Chickwolnepy Stream, also called Chickwollopy, is a 14.2-mile-long (22.9 km) river in northern New Hampshire in the United States. It is a tributary of the Androscoggin River, which flows south and east into Maine, joining the Kennebec River near the Atlantic Ocean.
There are two names in local usage for the stream, Chickwollopy and Chickwolnepy, the latter of which is the official name. Both names derive from the Arosaguntacook dialect of the Abenaki language. Chickwollopy coming from the words chegual and aki, thus meaning "frog place" or "land where frogs dwell". Chickwolnepy comes from the words chegual and nebe meaning "frog pond", a reference to it being the only brook in the area rising from a pond.

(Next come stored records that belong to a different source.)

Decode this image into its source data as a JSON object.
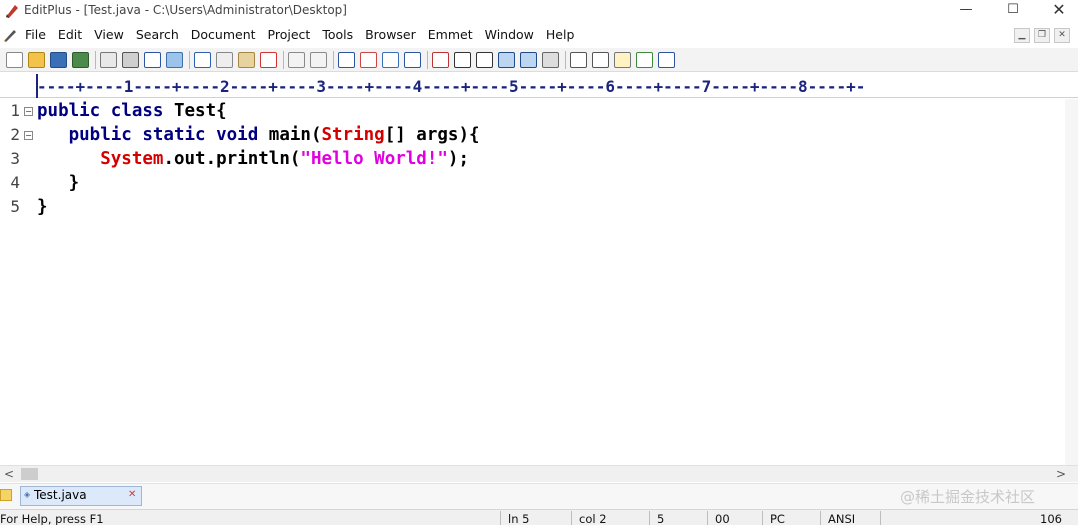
{
  "window": {
    "title": "EditPlus - [Test.java - C:\\Users\\Administrator\\Desktop]",
    "min_glyph": "—",
    "max_glyph": "☐",
    "close_glyph": "✕"
  },
  "menu": {
    "items": [
      "File",
      "Edit",
      "View",
      "Search",
      "Document",
      "Project",
      "Tools",
      "Browser",
      "Emmet",
      "Window",
      "Help"
    ],
    "mdi_min": "▁",
    "mdi_restore": "❐",
    "mdi_close": "✕"
  },
  "toolbar": {
    "buttons": [
      "new-file-icon",
      "open-folder-icon",
      "save-icon",
      "save-all-icon",
      "print-preview-icon",
      "print-icon",
      "spell-check-icon",
      "html-preview-icon",
      "cut-icon",
      "copy-icon",
      "paste-icon",
      "delete-icon",
      "undo-icon",
      "redo-icon",
      "find-icon",
      "replace-icon",
      "find-in-files-icon",
      "indent-icon",
      "font-icon",
      "hex-icon",
      "word-wrap-icon",
      "line-wrap-icon",
      "column-select-icon",
      "settings-icon",
      "browser-icon",
      "document-icon",
      "clip-text-icon",
      "output-window-icon",
      "help-icon"
    ]
  },
  "ruler": {
    "text": "----+----1----+----2----+----3----+----4----+----5----+----6----+----7----+----8----+-"
  },
  "editor": {
    "lines": [
      {
        "num": "1",
        "fold": "−"
      },
      {
        "num": "2",
        "fold": "−"
      },
      {
        "num": "3",
        "fold": ""
      },
      {
        "num": "4",
        "fold": ""
      },
      {
        "num": "5",
        "fold": ""
      }
    ],
    "code": {
      "l1_kw": "public class ",
      "l1_txt": "Test{",
      "l2_indent": "   ",
      "l2_kw": "public static void ",
      "l2_txt1": "main(",
      "l2_cls": "String",
      "l2_txt2": "[] args){",
      "l3_indent": "      ",
      "l3_cls": "System",
      "l3_txt1": ".out.println(",
      "l3_str": "\"Hello World!\"",
      "l3_txt2": ");",
      "l4": "   }",
      "l5": "}"
    }
  },
  "scroll": {
    "left_arrow": "<",
    "right_arrow": ">"
  },
  "tabs": {
    "file_tab_label": "Test.java",
    "file_tab_icon": "◈",
    "close_glyph": "✕"
  },
  "status": {
    "help": "For Help, press F1",
    "line": "ln 5",
    "col": "col 2",
    "lines_total": "5",
    "hex": "00",
    "eol": "PC",
    "encoding": "ANSI",
    "size": "106"
  },
  "watermark": "@稀土掘金技术社区",
  "colors": {
    "keyword": "#000080",
    "class": "#d40000",
    "string": "#e000e0",
    "ruler": "#1a237e"
  }
}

Chickwolnepy Stream rises at the outlet of Success Pond in the township of Success, New Hampshire. The stream flows generally west to the Androscoggin River in the town of Milan, passing briefly through the township of Cambridge. The stream passes Cambridge Black Mountain and Bald Mountain, staying in a wooded valley where logging is prevalent.
The Androscoggin River is a river in the U.S. states of Maine and New Hampshire, in northern New England. It is 178 miles (286 km) long and joins the Kennebec River at Merrymeeting Bay in Maine before its water empties into the Gulf of Maine on the Atlantic Ocean. Its drainage basin is 3,530 square miles (9,100 km2) in area. The name "Androscoggin" comes from the Eastern Abenaki term /aləssíkɑntəkw/ or /alsíkɑntəkw/, meaning "river of cliff rock shelters" (literally "thus-deep-dwelling-river"); or perhaps from Penobscot /aləsstkɑtəkʷ/, meaning "river of rock shelters". The Anglicization of the Abenaki term is likely an analogical contamination with the colonial governor Edmund Andros.List of rivers of New Hampshire
This is a list of rivers and significant streams in the U.S. state of New Hampshire.
All watercourses named "River" (freshwater or tidal) are listed here, as well as other streams which are either subject to the New Hampshire Comprehensive Shoreland Protection Act or are more than 10 miles (16 km) long. New Hampshire rivers and streams qualify for state shoreland protection (and are listed here in bold) if they are fourth-order or larger water bodies, based on the Strahler method of stream order classification.Old Speck Mountain
Old Speck Mountain, also known as Old Speckle Mountain, is a mountain located in Oxford County, Maine, United States. The mountain, the fourth-highest in the state, is the northeasternmost and highest of the Mahoosuc Range, the northeasternmost part of the White Mountains. Old Speck is flanked to the southwest by Mahoosuc Arm, and faces Baldpate Mountain to the northeast across Grafton Notch.
Old Speck is within the watershed of the Androscoggin River, which drains into Merrymeeting Bay, the estuary of the Kennebec River, and then into the Gulf of Maine. The north and east faces of Old Speck drain into the Bear River, then into the Androscoggin. The southeast and southwest faces drain into the Bull Branch of Goose Eye Brook, then into the Sunday River and the Androscoggin. The northwest face drains into Silver Stream, then into Chickwolnepy Stream and the Androscoggin.
The summit of Old Speck is on the southern boundary of Grafton Notch State Park. The Appalachian Trail, a 2,170-mile (3,490 km) National Scenic Trail from Georgia to Maine, runs along the Mahoosuc Range, 0.3 miles (0.5 km) west of the summit of Old Speck. A short side trail runs from the Appalachian Trail to the summit of the mountain. Speck Pond is located below the mountain's summit, at 3,400 feet (1,000 m), it is stocked with brook trout. The Appalachian Trail descends 1.1 miles (1.8 km) from a location near the summit of Old Speck Mountain to the pond.Success Pond
Success Pond is a 282-acre (1.14 km2) water body located in Coos County in northern New Hampshire, United States, in the township of Success. Water from the pond flows west via Chickwolnepy Stream to the Androscoggin River.
There are a number of summer houses, cottages, and cabins located on the pond. Recreational uses include swimming, boating, and fishing.
The lake is classified as a coldwater fishery, with observed species including brook trout, rainbow trout, brown trout, smallmouth bass, and largemouth bass.
Androscoggin River watershed
|Gulf of Maine|
|Long Island Sound|